Entering the #MuseumOlympics

Inspired by #MuseumOlympics taking over our Twitter feed, we took a look at our permanent collection to see which works the Phillips could contribute. It came down to three categories: the athletes, the judges, and the audience.

THE ATHLETES

Images of works from the collection that represent athletes
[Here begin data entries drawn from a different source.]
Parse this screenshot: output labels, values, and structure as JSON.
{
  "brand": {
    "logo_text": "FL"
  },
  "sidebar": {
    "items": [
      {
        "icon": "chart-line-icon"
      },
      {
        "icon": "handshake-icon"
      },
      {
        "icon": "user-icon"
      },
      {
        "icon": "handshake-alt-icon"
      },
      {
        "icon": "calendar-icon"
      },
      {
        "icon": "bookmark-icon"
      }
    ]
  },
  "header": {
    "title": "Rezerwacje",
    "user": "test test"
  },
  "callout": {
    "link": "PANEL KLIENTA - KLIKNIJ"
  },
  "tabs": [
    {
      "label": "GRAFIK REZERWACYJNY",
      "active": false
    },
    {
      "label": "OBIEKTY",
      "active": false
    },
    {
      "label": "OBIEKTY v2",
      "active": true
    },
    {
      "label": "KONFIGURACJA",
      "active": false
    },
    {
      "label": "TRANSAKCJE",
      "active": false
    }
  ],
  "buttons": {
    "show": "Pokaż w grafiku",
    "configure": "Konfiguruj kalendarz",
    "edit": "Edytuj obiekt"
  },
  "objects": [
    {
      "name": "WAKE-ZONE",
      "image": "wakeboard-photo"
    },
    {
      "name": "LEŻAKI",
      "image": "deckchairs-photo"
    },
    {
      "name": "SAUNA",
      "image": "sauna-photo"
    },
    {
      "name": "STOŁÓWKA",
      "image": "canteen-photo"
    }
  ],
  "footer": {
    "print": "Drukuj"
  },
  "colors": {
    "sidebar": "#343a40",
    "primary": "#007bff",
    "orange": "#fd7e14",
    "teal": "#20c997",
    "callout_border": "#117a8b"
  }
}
Images clockwise from top left: Honoré Daumier, The Uprising (L’Emeute), 1848 or later. Oil on canvas, 34 1/2 x 44 1/2 in. Acquired 1925. The Phillips Collection, Washington, D.C.; Aaron Siskind, Pleasures and Terrors of Levitation #169, 1954. Gelatin silver print, 11 x 14 in. Gift of Fern M. Schad. The Phillips Collection, Washington, D.C.; Gifford Beal, Center Ring, 1922, Oil on canvas, 22 x 26 1/8 in. Acquired 1922. The Phillips Collection, Washington, D.C.; Walt Kuhn, Girl with Mirror, 1928. Oil on canvas, 24 x 20 1/8 in. Acquired 1929. The Phillips Collection, Washington, D.C.

THE JUDGES

Images of works from the collection representing judges

Images left to right: Chaim Soutine, Woman in Profile, c. 1937. Oil on canvas, 18 13/8 x 10 7/8 in. Acquired 1943. The Phillips Collection, Washington, D.C.; George Luks, Otis Skinner as Col. Philippe Bridau, 1919. Oil on canvas, 52 x 44 in. Acquired 1919. The Phillips Collection, Washington, D.C.; Paul Klee, The Witch with the Comb, 1922. Lithograph, 14 1/2 x 10 1/2 in. Gift of B. J. and Carol Cutler, 2006. The Phillips Collection, Washington, D.C.

THE AUDIENCE

Images of works from the collection representing audience members

Images left to right: Hilaire-Germain-Edgar Degas, Melancholy, late 1860′s. Oil on canvas, 7 1/2 x 9 3/4 in. Acquired 1941. The Phillips Collection, Washington, D.C.; David Bates, The Gulf of Mexico, 1990. Oil on canvas, 72 x 52 in. Partial and Promised Gift of Patti and Jerry Sowalsky, 2006. The Phillips Collection, Washington, D.C.

Did we miss anything? Tell us what works you would submit!

The Thrill of the Performance

Paintings on view in a second-floor gallery. Photos: Sarah Osborne Bender

If you didn’t get enough of the performer’s life during our Degas’s Dancers at the Barre show, a gallery on the second floor of the Sant Building might do the trick: more Degas dancers (plus a portrait titled Melancholy, who appears to be observing the action in the room), Delacroix’s Paganini, Manet’s Spanish Ballet, and Daumier’s The Strong Man. For a little treat, move into the next gallery to view Bonnard’s Circus Rider and peek around the corner to see her paired with her side-show companion, the Strong Man.